Biking Across Canada Day 52 — Louiseville to Quebec City: So Close and Yet So Far

My haul from the fromagerie. The squeaky wheel might get the grease, but the squeaky cheese curds get eaten.

Today was one of my best riding days yet. After struggling to make my destinations the past few days, I finally made it somewhere ahead of schedule. The little tune-up I did to my bike made a big difference, so now I don’t feel like I’m fighting my bike to make progress.

Louiseville’s church. The churches start to blend together after awhile.

I got up at dawn, packed my stuff on the bike, and headed for Quebec City. I wasn’t sure if I’d make it as I didn’t make to Trois-Rivieres as I’d hoped to yesterday, so that added another 40 km to my route today, but I was going to try anyways since I had friends waiting for me. I told them to expect me at sundown.

The road out of Louiseville was lovely.
The St. Lawrence is huge.
This is where I stopped to write my blog post. Pity they were closed.

The Chemin du Roy is full of nice, human touches. There are frequent signs telling you when to expect access to drinking water and toilets. They’ll also point out fresh produce and ice cream stands. Every small town has a park or two with public bathrooms and picnic tables, so this was the first day that I didn’t worry about where to find water. I didn’t have to stop at a coffee shop just to deal with my bodily functions, and it felt freeing. I don’t know why more places don’t do this, as I was able to stop and shop at a greater variety of places since I didn’t have to be so picky about whether they would have a bathroom and place to fill my water bottles. All those rest stops and picnic spots were packed full of people, so they’re obviously successful and popular.

Much better than signs for gasoline
One rest stop had a fence made of bicycle parts, which is like catnip for me and my camera.

In Trois-Rivieres I biked by the Motel le Marquis, where my wife and I stayed in 2010 after finding our planned campground closed for renovations. That’s where I memorized how to say “do you have a corkscrew?” but not “yes I would like wine glasses” and was unprepared for the flurry of followup questions. The dangers of only speaking a bit of the local language is you can quickly get way over your head.

Part of Quebec’s Bienvenue Cyclistes program, the motel offers secure indoor bike parking along with a pump and repair tools.
From our 2010 visit to the motel, when I thought you needed to wear a lot of specialized gear to go for long bike rides. Those blue panniers were a wedding present, and I’m still using them on this trip. I feel like I should have used a sepia filter on this picture.

I saw a lot of cyclists today. Turned out it was the day of the Grand Fondo Quebecor, a 120-km ride from Trois-Rivieres to Saint-Augustin-de-Desmaures that attracts cyclists with a wide-range of abilities. I never saw the main peloton, but lots of solo or paired cyclists here and there. I also think there were a lot of people taking advantage of the sunny weather to go for a leisure ride.

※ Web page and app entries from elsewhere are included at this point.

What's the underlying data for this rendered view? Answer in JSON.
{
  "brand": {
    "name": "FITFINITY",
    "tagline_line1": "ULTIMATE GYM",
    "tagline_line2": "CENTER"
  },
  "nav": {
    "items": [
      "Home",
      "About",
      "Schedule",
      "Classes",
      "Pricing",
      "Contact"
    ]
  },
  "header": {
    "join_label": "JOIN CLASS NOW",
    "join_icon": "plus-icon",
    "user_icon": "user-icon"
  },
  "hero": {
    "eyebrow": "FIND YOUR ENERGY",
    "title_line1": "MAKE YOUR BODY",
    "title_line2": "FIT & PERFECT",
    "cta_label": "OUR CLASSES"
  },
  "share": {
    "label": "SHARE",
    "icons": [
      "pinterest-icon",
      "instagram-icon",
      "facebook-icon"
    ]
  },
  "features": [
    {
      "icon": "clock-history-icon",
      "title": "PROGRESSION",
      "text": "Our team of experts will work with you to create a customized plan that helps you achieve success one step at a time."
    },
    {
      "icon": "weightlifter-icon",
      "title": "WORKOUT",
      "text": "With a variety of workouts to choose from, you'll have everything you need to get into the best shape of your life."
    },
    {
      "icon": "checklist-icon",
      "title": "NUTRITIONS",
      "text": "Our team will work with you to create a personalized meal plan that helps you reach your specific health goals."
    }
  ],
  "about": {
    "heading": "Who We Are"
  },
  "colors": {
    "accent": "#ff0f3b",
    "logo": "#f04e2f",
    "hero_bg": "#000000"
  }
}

Cheese stop!
Watching the ships pass through the channel reminded me of the Narrows in the Halifax Harbour

As I remembered, the ride was flat until I got to Quebec City. Last time I wasn’t in as good condition, and was suffering from a poorly-fitting saddle and shoes, so the hills were an unwelcome occurance. This time I was prepared. The hill at Cap-Rouge is still formidable, though. Last time we had to walk the tandem up, so I’m a little proud to have cycled all the way to the top.

I don’t have to ride up there, do I?
Yes, I do. Time for the granniest of granny gears

After Cap Rouge I followed the wonderful paved trail along la Promenade Samuel-De Champlain until my navigation devices told me I was only a few hundred metres from my friends’ house. Unfortunately those metres were vertical, with a cliff separating us, and Google Maps helpfully directing me to take my bike up the steep Cap-Blanc stairs. I found a detour through Old Quebec along Cote de la Montagne, the steepest street I’ve encountered yet. I “opted” to walk up that one. At the top I was close enough to the Chateau Frontenac that I popped over for a picture, then biked the rest of the way to my destination for the night. The tailwinds had been good to me, so I arrived at dinnertime instead of dusk, and my friends had pulled pork and Pernod waiting for me. I love visiting Quebec City, and try to come here every few years, so tomorrow is a rest day that I’m looking forward to.

la Promenade Samuel-De Champlain 
You don’t see streets like this everywhere

Today’s Distance: 181 km

Cumulative Distance: 6165 km

John Kyle @JohnKyle